* EXERCISE GOAL:
The expected result is every entry, retyped character for character.

=== Section Start ===

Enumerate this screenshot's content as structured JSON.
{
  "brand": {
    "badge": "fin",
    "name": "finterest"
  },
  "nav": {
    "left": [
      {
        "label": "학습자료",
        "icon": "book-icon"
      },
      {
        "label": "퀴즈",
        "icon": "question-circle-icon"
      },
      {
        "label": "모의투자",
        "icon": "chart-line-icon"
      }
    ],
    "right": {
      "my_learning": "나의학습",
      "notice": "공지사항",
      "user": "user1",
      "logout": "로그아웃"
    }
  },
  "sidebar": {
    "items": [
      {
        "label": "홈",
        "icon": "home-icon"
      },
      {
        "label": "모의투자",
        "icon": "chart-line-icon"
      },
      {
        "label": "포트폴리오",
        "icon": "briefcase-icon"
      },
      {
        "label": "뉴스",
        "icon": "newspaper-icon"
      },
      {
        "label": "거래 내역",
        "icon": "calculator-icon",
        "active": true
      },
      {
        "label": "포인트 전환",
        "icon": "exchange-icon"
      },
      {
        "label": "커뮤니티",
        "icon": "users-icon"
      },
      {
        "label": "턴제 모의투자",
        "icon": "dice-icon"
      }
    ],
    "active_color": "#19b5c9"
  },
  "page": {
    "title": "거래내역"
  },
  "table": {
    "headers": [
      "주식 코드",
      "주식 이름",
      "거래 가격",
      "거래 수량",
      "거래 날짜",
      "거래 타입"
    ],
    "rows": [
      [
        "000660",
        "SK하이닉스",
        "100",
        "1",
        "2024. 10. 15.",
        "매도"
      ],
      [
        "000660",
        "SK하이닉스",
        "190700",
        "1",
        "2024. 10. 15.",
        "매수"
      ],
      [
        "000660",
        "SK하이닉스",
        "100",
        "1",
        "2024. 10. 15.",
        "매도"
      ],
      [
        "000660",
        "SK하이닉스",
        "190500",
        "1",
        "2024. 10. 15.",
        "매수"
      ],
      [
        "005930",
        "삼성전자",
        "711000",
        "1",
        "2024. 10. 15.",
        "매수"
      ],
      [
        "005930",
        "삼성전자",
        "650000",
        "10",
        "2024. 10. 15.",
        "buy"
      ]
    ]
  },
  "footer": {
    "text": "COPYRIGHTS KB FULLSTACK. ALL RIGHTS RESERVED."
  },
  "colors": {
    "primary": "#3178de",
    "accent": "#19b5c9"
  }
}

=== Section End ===

* TASK RESPONSE:
Enumerate this screenshot's content as structured JSON.
{
  "brand": {
    "badge": "fin",
    "name": "finterest"
  },
  "nav": {
    "left": [
      {
        "label": "학습자료",
        "icon": "book-icon"
      },
      {
        "label": "퀴즈",
        "icon": "question-circle-icon"
      },
      {
        "label": "모의투자",
        "icon": "chart-line-icon"
      }
    ],
    "right": {
      "my_learning": "나의학습",
      "notice": "공지사항",
      "user": "user1",
      "logout": "로그아웃"
    }
  },
  "sidebar": {
    "items": [
      {
        "label": "홈",
        "icon": "home-icon"
      },
      {
        "label": "모의투자",
        "icon": "chart-line-icon"
      },
      {
        "label": "포트폴리오",
        "icon": "briefcase-icon"
      },
      {
        "label": "뉴스",
        "icon": "newspaper-icon"
      },
      {
        "label": "거래 내역",
        "icon": "calculator-icon",
        "active": true
      },
      {
        "label": "포인트 전환",
        "icon": "exchange-icon"
      },
      {
        "label": "커뮤니티",
        "icon": "users-icon"
      },
      {
        "label": "턴제 모의투자",
        "icon": "dice-icon"
      }
    ],
    "active_color": "#19b5c9"
  },
  "page": {
    "title": "거래내역"
  },
  "table": {
    "headers": [
      "주식 코드",
      "주식 이름",
      "거래 가격",
      "거래 수량",
      "거래 날짜",
      "거래 타입"
    ],
    "rows": [
      [
        "000660",
        "SK하이닉스",
        "100",
        "1",
        "2024. 10. 15.",
        "매도"
      ],
      [
        "000660",
        "SK하이닉스",
        "190700",
        "1",
        "2024. 10. 15.",
        "매수"
      ],
      [
        "000660",
        "SK하이닉스",
        "100",
        "1",
        "2024. 10. 15.",
        "매도"
      ],
      [
        "000660",
        "SK하이닉스",
        "190500",
        "1",
        "2024. 10. 15.",
        "매수"
      ],
      [
        "005930",
        "삼성전자",
        "711000",
        "1",
        "2024. 10. 15.",
        "매수"
      ],
      [
        "005930",
        "삼성전자",
        "650000",
        "10",
        "2024. 10. 15.",
        "buy"
      ]
    ]
  },
  "footer": {
    "text": "COPYRIGHTS KB FULLSTACK. ALL RIGHTS RESERVED."
  },
  "colors": {
    "primary": "#3178de",
    "accent": "#19b5c9"
  }
}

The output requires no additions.